"They're paramount...if someone does not have tech skills they're lost in the digital age. If you don't have a computer with internet access, you're behind the ball already," Closing The Digital Gap Executive Director Marcus Jefferson said.

The program is designed to bring low-income people in lansing up to speed with the often expensive world of computers -- a world that's increasingly a part of the workplace.

"We give all of our participants a free computer and internet service free for one year," Jefferson said.

Robert Clement is one of the 75 people graduating from the program -- he says he used the skills he learned from the program to land a job working the computer catalogues for a local bookstore.

"I can actually help find books for them that are either on the shelf, or I look for them on the computer. You do need a little computer knowledge to know how to do that," Clement said.

And for Clement, the program wasn't just about the basics needed to get by in an everyday job -- he's getting in to computer programming.

"it really does stretch your knowledge when it comes to computers and that can take you very very far in a world that's full of technology that's changing each and every year," Clement said.

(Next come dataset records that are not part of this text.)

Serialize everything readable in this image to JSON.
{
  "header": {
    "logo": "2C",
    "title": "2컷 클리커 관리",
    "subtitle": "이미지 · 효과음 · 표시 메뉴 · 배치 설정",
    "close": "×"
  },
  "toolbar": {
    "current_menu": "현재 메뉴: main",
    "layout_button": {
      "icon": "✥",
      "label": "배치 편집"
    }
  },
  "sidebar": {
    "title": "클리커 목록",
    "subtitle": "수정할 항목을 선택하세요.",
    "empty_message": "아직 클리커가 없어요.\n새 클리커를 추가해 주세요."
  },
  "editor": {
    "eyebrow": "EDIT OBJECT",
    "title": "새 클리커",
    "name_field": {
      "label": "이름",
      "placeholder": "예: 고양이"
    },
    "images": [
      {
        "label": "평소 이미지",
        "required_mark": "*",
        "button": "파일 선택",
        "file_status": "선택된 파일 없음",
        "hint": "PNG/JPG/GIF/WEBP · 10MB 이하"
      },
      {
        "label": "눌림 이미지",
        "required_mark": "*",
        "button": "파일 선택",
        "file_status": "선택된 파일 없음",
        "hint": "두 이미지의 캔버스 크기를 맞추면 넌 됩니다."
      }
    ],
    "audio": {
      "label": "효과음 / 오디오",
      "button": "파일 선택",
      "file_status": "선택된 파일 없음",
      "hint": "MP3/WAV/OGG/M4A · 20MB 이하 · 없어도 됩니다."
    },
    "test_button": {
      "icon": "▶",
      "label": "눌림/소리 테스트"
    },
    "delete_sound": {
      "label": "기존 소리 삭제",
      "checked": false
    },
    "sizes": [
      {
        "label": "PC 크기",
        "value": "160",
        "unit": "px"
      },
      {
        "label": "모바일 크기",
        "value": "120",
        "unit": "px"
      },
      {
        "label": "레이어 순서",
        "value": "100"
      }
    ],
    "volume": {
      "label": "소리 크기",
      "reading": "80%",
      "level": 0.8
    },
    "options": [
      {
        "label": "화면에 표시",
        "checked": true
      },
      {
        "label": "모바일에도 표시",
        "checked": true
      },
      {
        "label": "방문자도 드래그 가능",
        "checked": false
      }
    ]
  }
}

Not all the graduates are as young as Clement. Some say they came to the program after losing what they thought was a stable job only to find computer skills a necessary part of most any new career.

This is the fifth year that Jefferson and his group have worked to connect people--young and old--with computer skills and hopefully, jobs. Leaders say they hope for many anniversaries to come.

-- in Lansing, Tony Tagliavia, News 10.